Determining Large Print for individual use can be a difficult process owing to the fact that the needs of individuals will vary greatly. Large print is a format that is used by those with a range of print disabilities including older Australians with diminished vision, individuals with sight loss, those with learning difficulties or literacy difficulties.
The following guidelines have been prepared using international standards and the standards adopted by the Round Table for the Print Disabled. The Guidelines are a representation of a format that will suit most users who can access this material.
Large print font size should be at least 18 point in size.
Bold, Underline and Italics

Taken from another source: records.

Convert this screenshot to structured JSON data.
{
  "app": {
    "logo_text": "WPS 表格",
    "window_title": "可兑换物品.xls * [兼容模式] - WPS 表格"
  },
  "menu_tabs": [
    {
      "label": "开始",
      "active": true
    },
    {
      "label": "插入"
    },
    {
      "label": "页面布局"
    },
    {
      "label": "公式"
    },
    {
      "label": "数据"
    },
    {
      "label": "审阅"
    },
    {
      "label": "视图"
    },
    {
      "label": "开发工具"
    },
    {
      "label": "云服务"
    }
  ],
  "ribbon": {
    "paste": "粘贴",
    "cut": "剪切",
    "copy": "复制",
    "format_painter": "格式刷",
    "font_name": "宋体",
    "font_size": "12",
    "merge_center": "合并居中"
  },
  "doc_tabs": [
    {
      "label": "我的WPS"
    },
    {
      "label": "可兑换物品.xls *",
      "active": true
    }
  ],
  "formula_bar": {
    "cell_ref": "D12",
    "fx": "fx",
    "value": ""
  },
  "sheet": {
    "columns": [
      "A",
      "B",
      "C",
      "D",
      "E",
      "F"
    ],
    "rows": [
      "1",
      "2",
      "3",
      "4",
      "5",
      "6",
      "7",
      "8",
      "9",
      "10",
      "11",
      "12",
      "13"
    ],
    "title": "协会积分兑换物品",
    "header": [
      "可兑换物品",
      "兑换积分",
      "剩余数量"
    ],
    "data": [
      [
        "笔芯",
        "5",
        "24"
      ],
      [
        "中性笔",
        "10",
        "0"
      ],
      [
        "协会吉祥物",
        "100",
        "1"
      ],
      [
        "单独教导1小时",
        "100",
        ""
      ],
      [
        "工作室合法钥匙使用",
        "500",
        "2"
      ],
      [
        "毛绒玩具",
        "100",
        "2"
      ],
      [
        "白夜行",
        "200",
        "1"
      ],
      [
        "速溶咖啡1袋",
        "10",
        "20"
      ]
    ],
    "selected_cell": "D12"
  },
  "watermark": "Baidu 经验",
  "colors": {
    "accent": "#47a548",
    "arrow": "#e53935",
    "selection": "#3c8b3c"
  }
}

Bold and underlining should be used to highlight specific sections in the text such as headings, quotations or crucial areas which need identifying. Italics should not be used in any circumstances as this distorts the type face making information potentially difficult to read.
It is a good idea to avoid complicated, decorative fonts and instead use fonts with easily recognised characters. Some people find fonts such as Arial easier to read; Serifs add another dimension to the print, particularly when it is small. Sans serifs fonts, Helvetica, Swiss and Arial are generally acceptable if there is sufficient contrast.
Line spacing within the print that allows spacing between lines of print of at least one and a quarter spaces.
Large print headings and subheadings should be larger and bolder than regular large print text. Bold or underlined can be used in these instances, italics should not be used.
Paragraphs in large print should be block style and use 1″ margins. The left margin should be justified and the right hand margin should not be justified; there should be no indentations to delineate paragraphs.
Columns and Divided Words
Where possible, columns and divided words should be avoided.
Large print should appear black on white, ivory, cream or yellow paper with a dull finish so as not to promote glare.
Large print should not be used over a background design or other graphical material.
Large print users should have access to graphics that are not only enlarged, but maintain the same contrast, clarity, and access to appropriate coloration as those prepared for their sighted peers.
Large print materials that are highly graphical in nature, such as maps, graphs and charts, should also adhere to type size, font and other large print guidelines.
When color is not possible, high-quality, black, line drawings are preferred over gray scale.
Large print documents should be no larger in dimension than 9″ x 12″ x 2 1/4 ”
These Guidelines should be used in conjunction with Readability Guidelines issued by Accessible Information Solutions.
For more information please contact:
- Tony Clark (03) 9864 9702
email: [email protected]
mobile 0417 587 104
- Jay Richards (02) 9334 3556
email: [email protected]